▶ [Exercise]
Print every line below that comes at or after the line containing "Convert this screenshot", exactly as written.

Data about app and page elements:
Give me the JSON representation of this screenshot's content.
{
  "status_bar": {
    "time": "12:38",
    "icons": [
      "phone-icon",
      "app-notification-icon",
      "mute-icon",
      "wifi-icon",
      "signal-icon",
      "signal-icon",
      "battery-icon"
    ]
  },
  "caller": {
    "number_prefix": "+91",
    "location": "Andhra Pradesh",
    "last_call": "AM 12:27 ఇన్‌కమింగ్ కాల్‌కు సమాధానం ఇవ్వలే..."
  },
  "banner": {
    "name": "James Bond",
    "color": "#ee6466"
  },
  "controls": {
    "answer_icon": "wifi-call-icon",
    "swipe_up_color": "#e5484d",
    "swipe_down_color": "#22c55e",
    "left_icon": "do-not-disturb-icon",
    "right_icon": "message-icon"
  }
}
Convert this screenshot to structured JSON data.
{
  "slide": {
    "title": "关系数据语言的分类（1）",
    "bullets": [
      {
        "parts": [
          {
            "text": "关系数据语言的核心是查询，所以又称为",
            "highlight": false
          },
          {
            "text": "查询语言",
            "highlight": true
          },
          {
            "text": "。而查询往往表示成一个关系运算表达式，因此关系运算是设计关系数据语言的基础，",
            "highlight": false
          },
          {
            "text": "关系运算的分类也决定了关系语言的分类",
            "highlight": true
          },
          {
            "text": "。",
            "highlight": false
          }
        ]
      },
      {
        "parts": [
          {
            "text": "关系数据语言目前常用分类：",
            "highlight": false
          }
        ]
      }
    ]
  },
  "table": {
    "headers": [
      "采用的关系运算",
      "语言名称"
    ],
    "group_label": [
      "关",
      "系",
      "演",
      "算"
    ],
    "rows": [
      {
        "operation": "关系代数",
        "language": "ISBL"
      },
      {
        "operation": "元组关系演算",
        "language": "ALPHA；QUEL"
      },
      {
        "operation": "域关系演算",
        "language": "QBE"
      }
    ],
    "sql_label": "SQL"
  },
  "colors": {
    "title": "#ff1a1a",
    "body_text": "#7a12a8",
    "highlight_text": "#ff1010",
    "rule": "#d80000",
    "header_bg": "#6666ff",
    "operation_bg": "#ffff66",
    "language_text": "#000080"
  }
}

▶ [Result for this task]
Convert this screenshot to structured JSON data.
{
  "slide": {
    "title": "关系数据语言的分类（1）",
    "bullets": [
      {
        "parts": [
          {
            "text": "关系数据语言的核心是查询，所以又称为",
            "highlight": false
          },
          {
            "text": "查询语言",
            "highlight": true
          },
          {
            "text": "。而查询往往表示成一个关系运算表达式，因此关系运算是设计关系数据语言的基础，",
            "highlight": false
          },
          {
            "text": "关系运算的分类也决定了关系语言的分类",
            "highlight": true
          },
          {
            "text": "。",
            "highlight": false
          }
        ]
      },
      {
        "parts": [
          {
            "text": "关系数据语言目前常用分类：",
            "highlight": false
          }
        ]
      }
    ]
  },
  "table": {
    "headers": [
      "采用的关系运算",
      "语言名称"
    ],
    "group_label": [
      "关",
      "系",
      "演",
      "算"
    ],
    "rows": [
      {
        "operation": "关系代数",
        "language": "ISBL"
      },
      {
        "operation": "元组关系演算",
        "language": "ALPHA；QUEL"
      },
      {
        "operation": "域关系演算",
        "language": "QBE"
      }
    ],
    "sql_label": "SQL"
  },
  "colors": {
    "title": "#ff1a1a",
    "body_text": "#7a12a8",
    "highlight_text": "#ff1010",
    "rule": "#d80000",
    "header_bg": "#6666ff",
    "operation_bg": "#ffff66",
    "language_text": "#000080"
  }
}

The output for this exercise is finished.